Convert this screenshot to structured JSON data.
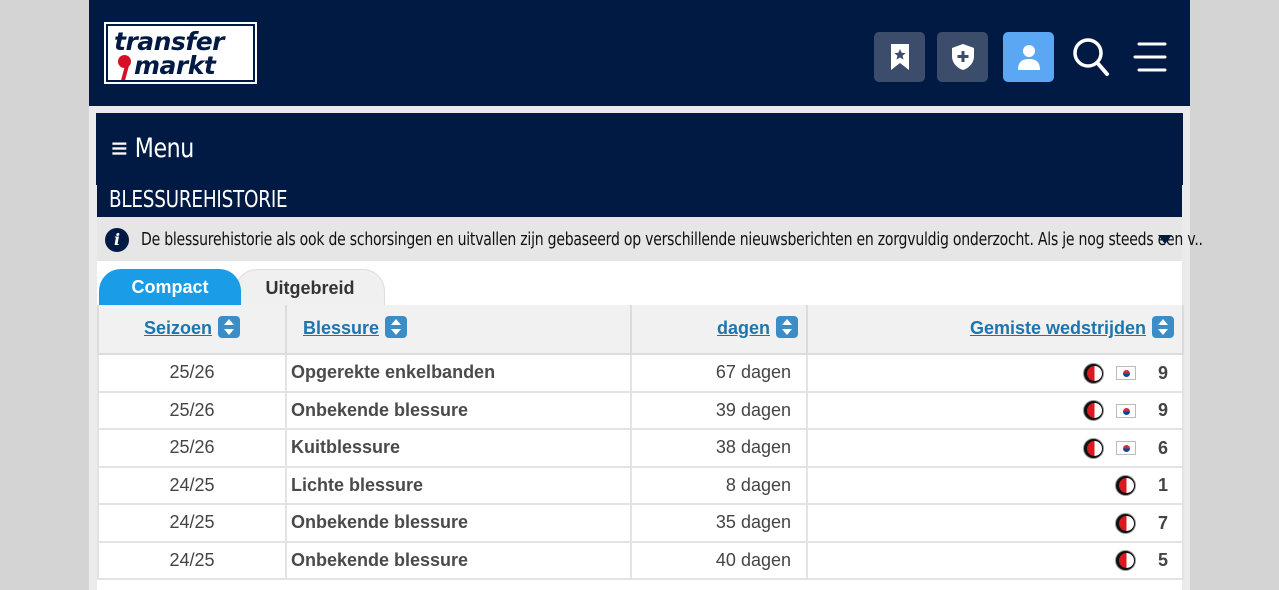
{
  "header": {
    "logo_line1": "transfer",
    "logo_line2": "markt",
    "buttons": [
      {
        "icon": "bookmark-star-icon"
      },
      {
        "icon": "shield-plus-icon"
      },
      {
        "icon": "user-icon"
      },
      {
        "icon": "search-icon"
      },
      {
        "icon": "hamburger-menu-icon"
      }
    ]
  },
  "menu": {
    "label": "≡ Menu"
  },
  "section": {
    "title": "BLESSUREHISTORIE",
    "info_text": "De blessurehistorie als ook de schorsingen en uitvallen zijn gebaseerd op verschillende nieuwsberichten en zorgvuldig onderzocht. Als je nog steeds een v.."
  },
  "tabs": [
    {
      "label": "Compact",
      "active": true
    },
    {
      "label": "Uitgebreid",
      "active": false
    }
  ],
  "table": {
    "headers": [
      "Seizoen",
      "Blessure",
      "dagen",
      "Gemiste wedstrijden"
    ],
    "rows": [
      {
        "season": "25/26",
        "injury": "Opgerekte enkelbanden",
        "days": "67 dagen",
        "club": true,
        "flag": true,
        "missed": "9"
      },
      {
        "season": "25/26",
        "injury": "Onbekende blessure",
        "days": "39 dagen",
        "club": true,
        "flag": true,
        "missed": "9"
      },
      {
        "season": "25/26",
        "injury": "Kuitblessure",
        "days": "38 dagen",
        "club": true,
        "flag": true,
        "missed": "6"
      },
      {
        "season": "24/25",
        "injury": "Lichte blessure",
        "days": "8 dagen",
        "club": true,
        "flag": false,
        "missed": "1"
      },
      {
        "season": "24/25",
        "injury": "Onbekende blessure",
        "days": "35 dagen",
        "club": true,
        "flag": false,
        "missed": "7"
      },
      {
        "season": "24/25",
        "injury": "Onbekende blessure",
        "days": "40 dagen",
        "club": true,
        "flag": false,
        "missed": "5"
      }
    ]
  },
  "colors": {
    "navy": "#011a44",
    "accent_blue": "#1a9ce7",
    "link_blue": "#1c75ac",
    "active_user_button": "#5ba7f4"
  }
}
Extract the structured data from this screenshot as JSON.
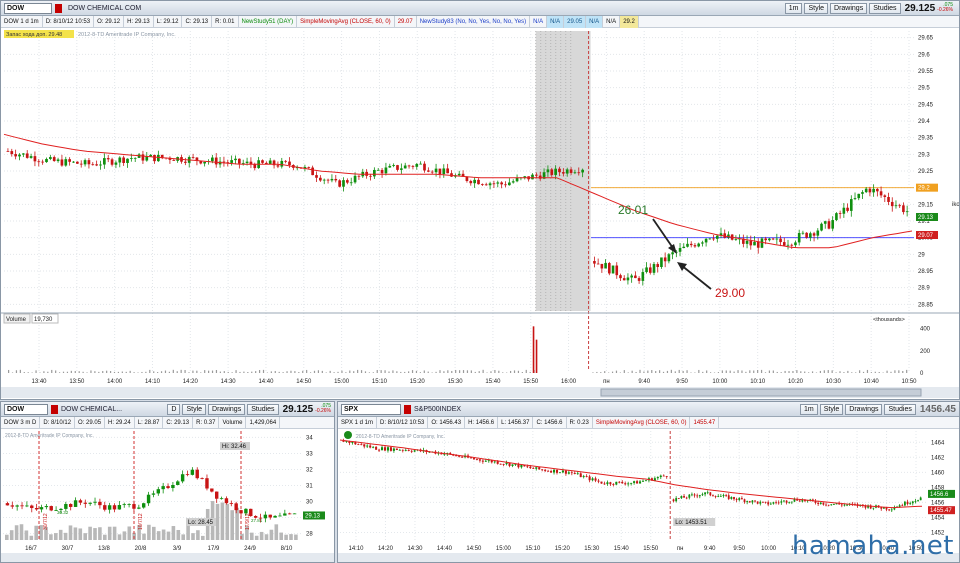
{
  "main": {
    "symbol": "DOW",
    "description": "DOW CHEMICAL COM",
    "tb_1m": "1m",
    "tb_style": "Style",
    "tb_drawings": "Drawings",
    "tb_studies": "Studies",
    "price": "29.125",
    "change_up": ".075",
    "change_dn": "-0.26%",
    "info": {
      "period": "DOW 1 d 1m",
      "date": "D: 8/10/12 10:53",
      "open": "O: 29.12",
      "high": "H: 29.13",
      "low": "L: 29.12",
      "close": "C: 29.13",
      "range": "R: 0.01",
      "study1": "NewStudy51 (DAY)",
      "sma": "SimpleMovingAvg (CLOSE, 60, 0)",
      "sma_val": "29.07",
      "study2": "NewStudy83 (No, No, Yes, No, No, Yes)",
      "na1": "N/A",
      "na2": "N/A",
      "v1": "29.05",
      "na3": "N/A",
      "na4": "N/A",
      "v2": "29.2"
    },
    "yellow_label": "Запас хода доп. 29.48",
    "watermark": "2012-8-TD Ameritrade IP Company, Inc.",
    "annotation1": "26.01",
    "annotation2": "29.00",
    "right_edge_label": "iko",
    "volume_label": "Volume",
    "volume_value": "19,730",
    "volume_units": "<thousands>",
    "yaxis_labels": [
      "29.65",
      "29.6",
      "29.55",
      "29.5",
      "29.45",
      "29.4",
      "29.35",
      "29.3",
      "29.25",
      "29.2",
      "29.15",
      "29.1",
      "29.05",
      "29",
      "28.95",
      "28.9",
      "28.85"
    ],
    "price_tags": [
      {
        "text": "29.2",
        "color": "#f0a020"
      },
      {
        "text": "29.13",
        "color": "#1a8a1a"
      },
      {
        "text": "29.07",
        "color": "#d02020"
      }
    ],
    "volume_ticks": [
      "400",
      "200",
      "0"
    ],
    "xaxis_labels": [
      "13:40",
      "13:50",
      "14:00",
      "14:10",
      "14:20",
      "14:30",
      "14:40",
      "14:50",
      "15:00",
      "15:10",
      "15:20",
      "15:30",
      "15:40",
      "15:50",
      "16:00",
      "пн",
      "9:40",
      "9:50",
      "10:00",
      "10:10",
      "10:20",
      "10:30",
      "10:40",
      "10:50"
    ]
  },
  "left": {
    "symbol": "DOW",
    "description": "DOW CHEMICAL...",
    "tb_d": "D",
    "tb_style": "Style",
    "tb_drawings": "Drawings",
    "tb_studies": "Studies",
    "price": "29.125",
    "change_up": ".075",
    "change_dn": "-0.26%",
    "info": {
      "period": "DOW 3 m D",
      "date": "D: 8/10/12",
      "open": "O: 29.05",
      "high": "H: 29.24",
      "low": "L: 28.87",
      "close": "C: 29.13",
      "range": "R: 0.37",
      "volume": "Volume",
      "volume_val": "1,429,064"
    },
    "watermark": "2012-8-TD Ameritrade IP Company, Inc.",
    "hi_label": "Hi: 32.46",
    "lo_label": "Lo: 28.45",
    "vert_label_1": "30/7/12",
    "vert_label_2": "10/7/12",
    "vert_label_3": "17/9/12",
    "small_label": "30.32",
    "small_label_2": "27.81",
    "price_tag": "29.13",
    "yaxis_labels": [
      "34",
      "33",
      "32",
      "31",
      "30",
      "29",
      "28"
    ],
    "xaxis_labels": [
      "16/7",
      "30/7",
      "13/8",
      "20/8",
      "3/9",
      "17/9",
      "24/9",
      "8/10"
    ]
  },
  "right": {
    "symbol": "SPX",
    "description": "S&P500INDEX",
    "tb_1m": "1m",
    "tb_style": "Style",
    "tb_drawings": "Drawings",
    "tb_studies": "Studies",
    "price": "1456.45",
    "info": {
      "period": "SPX 1 d 1m",
      "date": "D: 8/10/12 10:53",
      "open": "O: 1456.43",
      "high": "H: 1456.6",
      "low": "L: 1456.37",
      "close": "C: 1456.6",
      "range": "R: 0.23",
      "sma": "SimpleMovingAvg (CLOSE, 60, 0)",
      "sma_val": "1455.47"
    },
    "watermark": "2012-8-TD Ameritrade IP Company, Inc.",
    "lo_label": "Lo: 1453.51",
    "price_tags": [
      {
        "text": "1456.6",
        "color": "#1a8a1a"
      },
      {
        "text": "1455.47",
        "color": "#d02020"
      }
    ],
    "yaxis_labels": [
      "1464",
      "1462",
      "1460",
      "1458",
      "1456",
      "1454",
      "1452"
    ],
    "xaxis_labels": [
      "14:10",
      "14:20",
      "14:30",
      "14:40",
      "14:50",
      "15:00",
      "15:10",
      "15:20",
      "15:30",
      "15:40",
      "15:50",
      "пн",
      "9:40",
      "9:50",
      "10:00",
      "10:10",
      "10:20",
      "10:30",
      "10:40",
      "10:50"
    ]
  },
  "site_watermark": "hamaha.net",
  "chart_data": [
    {
      "type": "line",
      "title": "DOW 1 d 1m",
      "ylim": [
        28.83,
        29.67
      ],
      "x": [
        "13:40",
        "13:50",
        "14:00",
        "14:10",
        "14:20",
        "14:30",
        "14:40",
        "14:50",
        "15:00",
        "15:10",
        "15:20",
        "15:30",
        "15:40",
        "15:50",
        "16:00",
        "пн",
        "9:40",
        "9:50",
        "10:00",
        "10:10",
        "10:20",
        "10:30",
        "10:40",
        "10:50"
      ],
      "series": [
        {
          "name": "Close",
          "values": [
            29.31,
            29.28,
            29.27,
            29.29,
            29.29,
            29.28,
            29.27,
            29.27,
            29.21,
            29.25,
            29.27,
            29.23,
            29.21,
            29.24,
            29.26,
            28.98,
            28.92,
            29.0,
            29.06,
            29.03,
            29.04,
            29.09,
            29.2,
            29.13
          ]
        },
        {
          "name": "SimpleMovingAvg (CLOSE, 60, 0)",
          "values": [
            29.36,
            29.33,
            29.31,
            29.3,
            29.29,
            29.28,
            29.27,
            29.27,
            29.25,
            29.24,
            29.24,
            29.24,
            29.23,
            29.23,
            29.23,
            29.18,
            29.13,
            29.09,
            29.06,
            29.04,
            29.02,
            29.02,
            29.05,
            29.07
          ]
        }
      ],
      "levels": [
        29.2,
        29.05
      ],
      "volume": {
        "ylim": [
          0,
          450
        ],
        "spike_values": [
          420,
          300
        ]
      }
    },
    {
      "type": "line",
      "title": "DOW 3 m D",
      "ylim": [
        27.6,
        34.4
      ],
      "x": [
        "16/7",
        "30/7",
        "13/8",
        "20/8",
        "3/9",
        "17/9",
        "24/9",
        "8/10"
      ],
      "series": [
        {
          "name": "Close",
          "values": [
            29.9,
            29.5,
            29.7,
            30.0,
            29.6,
            29.8,
            30.8,
            32.0,
            30.4,
            29.4,
            28.9,
            29.13
          ]
        }
      ]
    },
    {
      "type": "line",
      "title": "SPX 1 d 1m",
      "ylim": [
        1451,
        1465.5
      ],
      "x": [
        "14:10",
        "14:20",
        "14:30",
        "14:40",
        "14:50",
        "15:00",
        "15:10",
        "15:20",
        "15:30",
        "15:40",
        "15:50",
        "пн",
        "9:40",
        "9:50",
        "10:00",
        "10:10",
        "10:20",
        "10:30",
        "10:40",
        "10:50"
      ],
      "series": [
        {
          "name": "Close",
          "values": [
            1464.2,
            1463.2,
            1463.0,
            1462.6,
            1461.8,
            1461.2,
            1460.4,
            1460.0,
            1458.6,
            1458.6,
            1459.6,
            1456.4,
            1457.2,
            1456.5,
            1455.8,
            1456.4,
            1455.8,
            1455.6,
            1455.2,
            1456.6
          ]
        },
        {
          "name": "SimpleMovingAvg (CLOSE, 60, 0)",
          "values": [
            1464.3,
            1463.8,
            1463.3,
            1462.7,
            1462.2,
            1461.6,
            1461.0,
            1460.5,
            1460.0,
            1459.5,
            1459.1,
            1458.3,
            1457.7,
            1457.2,
            1456.8,
            1456.4,
            1456.0,
            1455.6,
            1455.3,
            1455.5
          ]
        }
      ]
    }
  ]
}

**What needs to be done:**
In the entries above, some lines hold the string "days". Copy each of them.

**Output for this task:**
        "days": "67 dagen",
        "days": "39 dagen",
        "days": "38 dagen",
        "days": "8 dagen",
        "days": "35 dagen",
        "days": "40 dagen",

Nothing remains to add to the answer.